The proposal came just as a Wired.com contributor reported hackers who set him up in a new vehicle were able to take over its controls while he was driving at 70 mph.
“As the two hackers remotely toyed with the air-conditioning, radio and windshield wipers, I mentally congratulated myself on my courage under pressure,” wrote Andy Greenberg at Wired in an article headlined “Hackers remotely kill a Jeep on the highway.”
In the 2015 article, he reported suddenly his vehicle slowed to a crawl, an 18-wheeler approached from behind and “the experiment had ceased to be fun.”
Privacy advocates have warned since 2011 about in-car tracking and other computer devices. Marc Rotenberg of the Electronic Privacy Information Center wrote then that data from embedded “black boxes” in vehicles could provide unwanted information to state agencies.
Later, the systems were upgraded, connecting vehicles to the Internet.
Greenberg explained that the industry’s Uconnect is prompting questions.
It’s an Internet-connected computer feature in hundreds of thousands of Fiat Chrysler cars, SUVs and trucks that controls the vehicles’ entertainment and navigation, enables phone calls and provides a Wi-Fi hot spot.
Greenberg noted the cell connection also “lets anyone who knows the car’s IP address gain access from anywhere in the country.”
The hackers with whom he was working, he said, have “only tested their full set of physical hacks, including targeting transmission and braking systems, on a Jeep Cherokee, though they believe that most of their attacks could be tweaked to work on any Chrysler vehicle with the vulnerable Uconnect head unit.”
Experts explain that in vehicles, everything, “engine management system, brake controller, airbags, seatbelt pretensioners, door locks, gauge cluster, sound system, seat controls, communications systems and telematics units are all interconnected.”
In short, that means “window switches have a potential path of communication to the brake controller, the entertainment system has a channel to communicate through to the vehicle’s airbags, and so on.”
Last year, WND columnist Craige McMillan warned: “Let’s face it: Hacking these vehicles isn’t a possibility; it’s a certainty. It might be a kid spoofing you, trying to make you crash. Maybe a gang that’s going to reprogram your destination and part out both you and your vehicle. Heck, they could even operate from overseas via your onboard Internet.
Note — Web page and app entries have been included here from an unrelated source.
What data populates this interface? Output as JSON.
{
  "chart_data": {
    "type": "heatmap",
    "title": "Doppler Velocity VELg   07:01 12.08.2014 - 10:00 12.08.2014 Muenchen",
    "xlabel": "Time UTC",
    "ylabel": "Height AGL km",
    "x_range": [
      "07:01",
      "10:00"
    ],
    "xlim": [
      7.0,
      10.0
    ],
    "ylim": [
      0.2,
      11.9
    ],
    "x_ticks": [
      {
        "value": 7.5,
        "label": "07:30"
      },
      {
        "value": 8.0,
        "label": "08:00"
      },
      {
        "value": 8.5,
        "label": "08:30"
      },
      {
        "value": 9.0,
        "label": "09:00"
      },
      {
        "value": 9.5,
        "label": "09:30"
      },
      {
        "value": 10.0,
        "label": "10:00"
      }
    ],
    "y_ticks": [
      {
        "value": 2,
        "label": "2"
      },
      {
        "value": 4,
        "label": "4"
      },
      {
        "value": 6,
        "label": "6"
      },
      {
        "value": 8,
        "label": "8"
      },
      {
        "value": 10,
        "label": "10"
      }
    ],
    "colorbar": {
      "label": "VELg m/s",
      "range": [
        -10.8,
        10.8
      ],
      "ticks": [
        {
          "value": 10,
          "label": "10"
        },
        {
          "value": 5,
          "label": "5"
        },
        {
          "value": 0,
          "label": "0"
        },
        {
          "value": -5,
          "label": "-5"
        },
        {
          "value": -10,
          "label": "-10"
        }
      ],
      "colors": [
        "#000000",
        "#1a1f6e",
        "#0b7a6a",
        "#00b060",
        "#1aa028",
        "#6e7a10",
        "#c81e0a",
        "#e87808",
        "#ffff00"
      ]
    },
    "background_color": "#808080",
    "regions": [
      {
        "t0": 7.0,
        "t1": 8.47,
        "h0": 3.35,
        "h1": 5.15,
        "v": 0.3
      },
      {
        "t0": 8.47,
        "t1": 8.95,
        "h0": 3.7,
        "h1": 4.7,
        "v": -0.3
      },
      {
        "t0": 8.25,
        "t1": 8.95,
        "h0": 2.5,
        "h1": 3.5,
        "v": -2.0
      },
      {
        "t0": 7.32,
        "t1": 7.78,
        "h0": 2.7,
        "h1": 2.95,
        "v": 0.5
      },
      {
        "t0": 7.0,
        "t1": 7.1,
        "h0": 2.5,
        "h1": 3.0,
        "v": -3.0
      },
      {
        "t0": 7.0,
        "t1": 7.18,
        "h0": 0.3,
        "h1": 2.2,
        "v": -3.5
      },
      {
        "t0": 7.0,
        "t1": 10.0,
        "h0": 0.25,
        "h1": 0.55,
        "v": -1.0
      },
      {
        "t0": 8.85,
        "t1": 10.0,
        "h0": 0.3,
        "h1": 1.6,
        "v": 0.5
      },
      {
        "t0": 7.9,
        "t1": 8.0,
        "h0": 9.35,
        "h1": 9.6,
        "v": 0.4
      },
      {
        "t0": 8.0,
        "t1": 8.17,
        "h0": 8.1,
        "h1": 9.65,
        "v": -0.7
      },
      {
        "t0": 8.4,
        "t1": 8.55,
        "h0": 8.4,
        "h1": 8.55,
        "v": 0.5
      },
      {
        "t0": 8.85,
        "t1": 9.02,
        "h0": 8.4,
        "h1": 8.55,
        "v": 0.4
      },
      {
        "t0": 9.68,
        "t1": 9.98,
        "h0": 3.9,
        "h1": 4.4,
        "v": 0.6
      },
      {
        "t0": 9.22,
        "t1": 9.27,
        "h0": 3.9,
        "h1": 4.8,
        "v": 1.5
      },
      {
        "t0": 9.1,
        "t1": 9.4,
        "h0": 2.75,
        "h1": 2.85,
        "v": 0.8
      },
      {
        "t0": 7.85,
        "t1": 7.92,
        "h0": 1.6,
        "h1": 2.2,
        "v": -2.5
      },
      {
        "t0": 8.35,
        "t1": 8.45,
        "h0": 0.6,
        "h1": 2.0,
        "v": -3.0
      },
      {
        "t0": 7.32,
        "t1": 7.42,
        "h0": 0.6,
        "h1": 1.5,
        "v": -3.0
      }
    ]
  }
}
“Professional criminal gangs already orchestrate crashes on freeways and busy streets to bilk insurance companies; why wouldn’t they turn to hacking as well? A skilled team of such experts could probably hack you right up into a semi tractor trailer, bolt the door and take you and the vehicle anywhere they wanted.”
It was in 2013 that 33-year-old reporter Michael Hastings died in a fiery car crash “while in the middle of covering several hot-button topics like monitoring by the National Security Agency and the CIA,” the Daily News reported.
“Twitter, Facebook, and sharing site Reddit were abuzz Wednesday, with some users commenting that it was suspicious that Hastings, who famously brought down U.S. Army Gen. Stanley McChrystal in a Rolling Stone cover story, died while in the middle of covering several hot-button topics like monitoring by the National Security Agency and the CIA,” the report said.
BuzzFeed’s editor-in-chief, Ben Smith, said: “He knew that there are certain truths that nobody has an interest in speaking, ones that will make you both your subjects and their enemies uncomfortable. They’re stories that don’t get told because nobody in power has much of an interest in telling them.”
The report said, Hastings also had recently written a piece of CIA operative Andrew Warren, who became paranoid that he was being followed, as well as the Rolling Stone piece published in March titled “Killer Drones.”